Lily Lo, the main character in Lily Lo and the Wonton Maker by Frances Lee Hall, is a nine-year-old girl who loves playing soccer. Lily’s widowed mother can’t come to her soccer games because she’s too busy working, which leaves only Lily’s grandfather, Gung Gung, to watch her play. Lily tries hard to help Gung Gung fit in with all the other enthusiastic, cheering parents, but all her grandfather seems to do during the games is read and clip coupons from the newspaper. Despite her attempts to stay focused on the game, Lily often looks up into the bleachers to see if her grandfather is watching her play. This causes her to make mistakes that sometimes cost her team the win.
After one disappointing loss, Gung Gung brings Lily home and teaches her how to make wontons, just as his mother once taught him. Somehow the simple act of folding the little dough pockets makes Lily feel better. When Lily’s team gets to “The Big Match,” she gets distracted once again by her grandfather and it’s the last straw for her team. Even her best friend loses patience with her. Then Lily remembers the healing power of wontons.
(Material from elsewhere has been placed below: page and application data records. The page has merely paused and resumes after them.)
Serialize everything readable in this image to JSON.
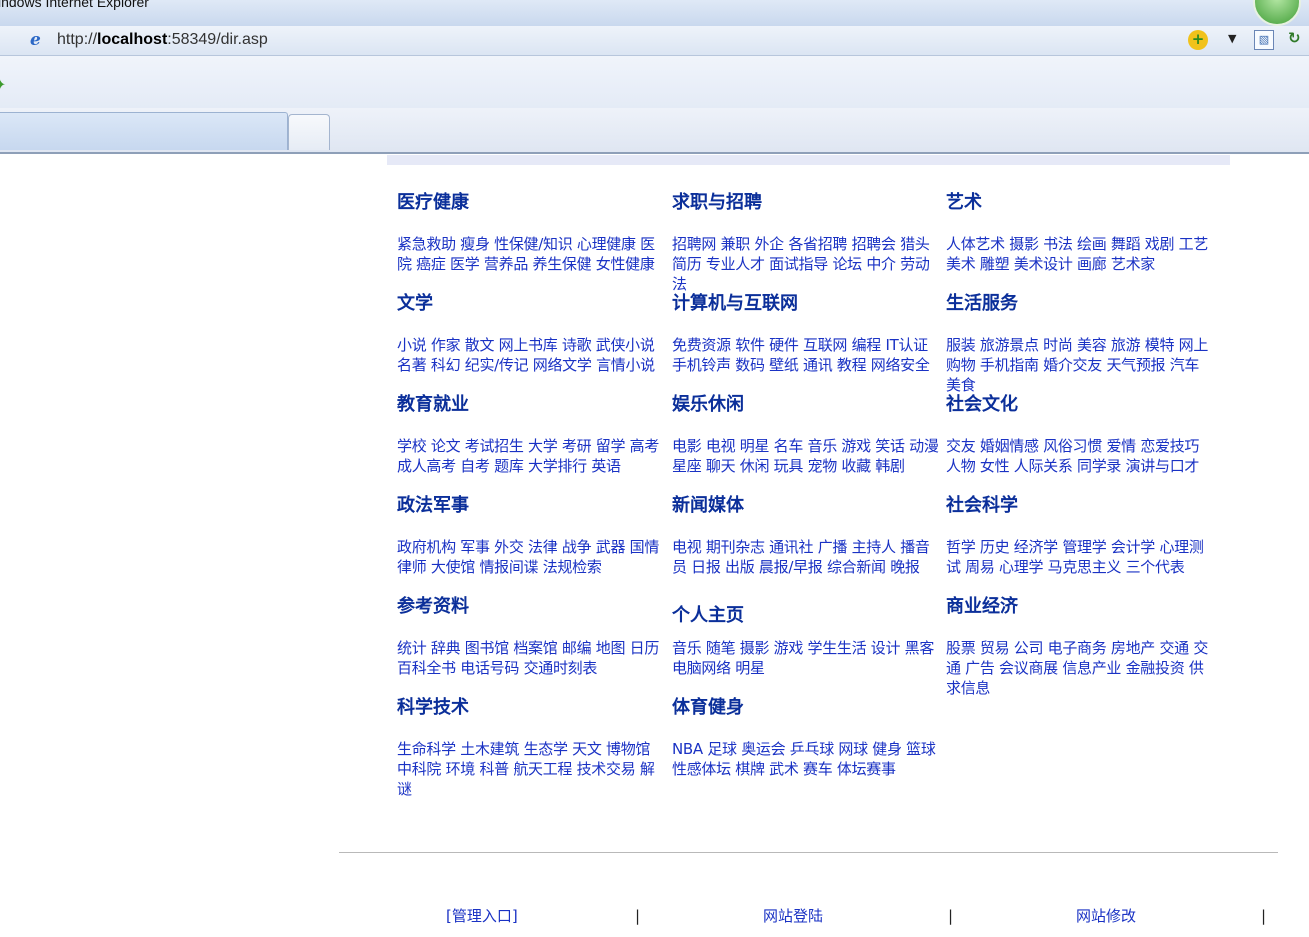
{
  "browser": {
    "window_title": "indows Internet Explorer",
    "url_prefix": "http://",
    "url_host": "localhost",
    "url_rest": ":58349/dir.asp"
  },
  "categories": [
    {
      "title": "医疗健康",
      "links": [
        "紧急救助",
        "瘦身",
        "性保健/知识",
        "心理健康",
        "医院",
        "癌症",
        "医学",
        "营养品",
        "养生保健",
        "女性健康"
      ]
    },
    {
      "title": "求职与招聘",
      "links": [
        "招聘网",
        "兼职",
        "外企",
        "各省招聘",
        "招聘会",
        "猎头",
        "简历",
        "专业人才",
        "面试指导",
        "论坛",
        "中介",
        "劳动法"
      ]
    },
    {
      "title": "艺术",
      "links": [
        "人体艺术",
        "摄影",
        "书法",
        "绘画",
        "舞蹈",
        "戏剧",
        "工艺美术",
        "雕塑",
        "美术设计",
        "画廊",
        "艺术家"
      ]
    },
    {
      "title": "文学",
      "links": [
        "小说",
        "作家",
        "散文",
        "网上书库",
        "诗歌",
        "武侠小说",
        "名著",
        "科幻",
        "纪实/传记",
        "网络文学",
        "言情小说"
      ]
    },
    {
      "title": "计算机与互联网",
      "links": [
        "免费资源",
        "软件",
        "硬件",
        "互联网",
        "编程",
        "IT认证",
        "手机铃声",
        "数码",
        "壁纸",
        "通讯",
        "教程",
        "网络安全"
      ]
    },
    {
      "title": "生活服务",
      "links": [
        "服装",
        "旅游景点",
        "时尚",
        "美容",
        "旅游",
        "模特",
        "网上购物",
        "手机指南",
        "婚介交友",
        "天气预报",
        "汽车",
        "美食"
      ]
    },
    {
      "title": "教育就业",
      "links": [
        "学校",
        "论文",
        "考试招生",
        "大学",
        "考研",
        "留学",
        "高考",
        "成人高考",
        "自考",
        "题库",
        "大学排行",
        "英语"
      ]
    },
    {
      "title": "娱乐休闲",
      "links": [
        "电影",
        "电视",
        "明星",
        "名车",
        "音乐",
        "游戏",
        "笑话",
        "动漫",
        "星座",
        "聊天",
        "休闲",
        "玩具",
        "宠物",
        "收藏",
        "韩剧"
      ]
    },
    {
      "title": "社会文化",
      "links": [
        "交友",
        "婚姻情感",
        "风俗习惯",
        "爱情",
        "恋爱技巧",
        "人物",
        "女性",
        "人际关系",
        "同学录",
        "演讲与口才"
      ]
    },
    {
      "title": "政法军事",
      "links": [
        "政府机构",
        "军事",
        "外交",
        "法律",
        "战争",
        "武器",
        "国情",
        "律师",
        "大使馆",
        "情报间谍",
        "法规检索"
      ]
    },
    {
      "title": "新闻媒体",
      "links": [
        "电视",
        "期刊杂志",
        "通讯社",
        "广播",
        "主持人",
        "播音员",
        "日报",
        "出版",
        "晨报/早报",
        "综合新闻",
        "晚报"
      ]
    },
    {
      "title": "社会科学",
      "links": [
        "哲学",
        "历史",
        "经济学",
        "管理学",
        "会计学",
        "心理测试",
        "周易",
        "心理学",
        "马克思主义",
        "三个代表"
      ]
    },
    {
      "title": "参考资料",
      "links": [
        "统计",
        "辞典",
        "图书馆",
        "档案馆",
        "邮编",
        "地图",
        "日历",
        "百科全书",
        "电话号码",
        "交通时刻表"
      ]
    },
    {
      "title": "个人主页",
      "links": [
        "音乐",
        "随笔",
        "摄影",
        "游戏",
        "学生生活",
        "设计",
        "黑客",
        "电脑网络",
        "明星"
      ]
    },
    {
      "title": "商业经济",
      "links": [
        "股票",
        "贸易",
        "公司",
        "电子商务",
        "房地产",
        "交通",
        "交通",
        "广告",
        "会议商展",
        "信息产业",
        "金融投资",
        "供求信息"
      ]
    },
    {
      "title": "科学技术",
      "links": [
        "生命科学",
        "土木建筑",
        "生态学",
        "天文",
        "博物馆",
        "中科院",
        "环境",
        "科普",
        "航天工程",
        "技术交易",
        "解谜"
      ]
    },
    {
      "title": "体育健身",
      "links": [
        "NBA",
        "足球",
        "奥运会",
        "乒乓球",
        "网球",
        "健身",
        "篮球",
        "性感体坛",
        "棋牌",
        "武术",
        "赛车",
        "体坛赛事"
      ]
    }
  ],
  "footer": {
    "admin_label": "[管理入口]",
    "login_label": "网站登陆",
    "edit_label": "网站修改",
    "separator": "|"
  }
}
Lily Lo and the Wonton Maker by Frances Lee Hall is a realistic and relatable story. It portrays the ups and downs of the complex relationships between Lily and her friends and family. The reader's interest is captured as he/she gets invested in Lily’s story and experiences a roller-coaster of emotions along with her. Although there were a lot of minor characters who were only mentioned once, the important characters were easy to keep track of. The book is sports related, but it's really about relationships and the challenges of navigating a mix of cultures. Ultimately, it’s a story about the power of family: even though Lily is embarrassed at first by her grandfather’s unique behavior, she eventually learns that he is supporting her in his own way and that family traditions are worth holding on to. I recommend it to readers ages 8-12.